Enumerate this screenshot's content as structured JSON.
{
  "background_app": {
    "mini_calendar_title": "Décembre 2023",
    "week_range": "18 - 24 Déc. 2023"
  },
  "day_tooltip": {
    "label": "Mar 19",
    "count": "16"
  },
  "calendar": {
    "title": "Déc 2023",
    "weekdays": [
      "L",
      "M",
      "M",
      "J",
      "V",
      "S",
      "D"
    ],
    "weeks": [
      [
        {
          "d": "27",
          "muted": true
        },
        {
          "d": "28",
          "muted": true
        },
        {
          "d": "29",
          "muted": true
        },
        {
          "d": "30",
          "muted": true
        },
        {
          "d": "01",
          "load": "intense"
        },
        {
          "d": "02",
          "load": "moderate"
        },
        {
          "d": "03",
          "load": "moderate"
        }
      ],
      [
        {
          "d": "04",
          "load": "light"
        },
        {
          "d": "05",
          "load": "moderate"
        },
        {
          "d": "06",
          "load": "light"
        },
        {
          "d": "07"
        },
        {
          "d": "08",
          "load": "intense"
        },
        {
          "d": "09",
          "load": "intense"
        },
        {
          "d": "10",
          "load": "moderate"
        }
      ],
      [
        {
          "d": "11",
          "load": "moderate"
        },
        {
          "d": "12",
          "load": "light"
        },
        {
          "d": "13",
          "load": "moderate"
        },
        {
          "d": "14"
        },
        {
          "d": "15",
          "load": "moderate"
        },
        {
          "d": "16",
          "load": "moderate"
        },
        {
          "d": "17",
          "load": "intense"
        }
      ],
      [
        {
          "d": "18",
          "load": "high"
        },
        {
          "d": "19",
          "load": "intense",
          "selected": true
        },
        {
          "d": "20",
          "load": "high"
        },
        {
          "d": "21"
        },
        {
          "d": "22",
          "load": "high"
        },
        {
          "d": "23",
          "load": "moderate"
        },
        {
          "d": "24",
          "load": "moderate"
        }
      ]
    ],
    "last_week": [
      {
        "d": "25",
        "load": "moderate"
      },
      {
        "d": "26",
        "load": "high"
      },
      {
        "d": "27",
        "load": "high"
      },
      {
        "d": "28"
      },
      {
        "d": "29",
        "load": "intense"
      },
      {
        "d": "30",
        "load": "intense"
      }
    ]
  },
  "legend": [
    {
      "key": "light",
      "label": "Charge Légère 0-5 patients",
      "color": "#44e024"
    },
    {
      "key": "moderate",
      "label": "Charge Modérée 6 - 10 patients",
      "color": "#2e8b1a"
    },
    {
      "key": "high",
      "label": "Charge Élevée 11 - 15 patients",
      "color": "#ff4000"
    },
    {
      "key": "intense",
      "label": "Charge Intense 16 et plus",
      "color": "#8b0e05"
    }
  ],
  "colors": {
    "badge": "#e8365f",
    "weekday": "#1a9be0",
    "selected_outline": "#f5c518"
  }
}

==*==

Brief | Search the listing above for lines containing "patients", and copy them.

Solution below |
      "label": "Charge Légère 0-5 patients",
      "label": "Charge Modérée 6 - 10 patients",
      "label": "Charge Élevée 11 - 15 patients",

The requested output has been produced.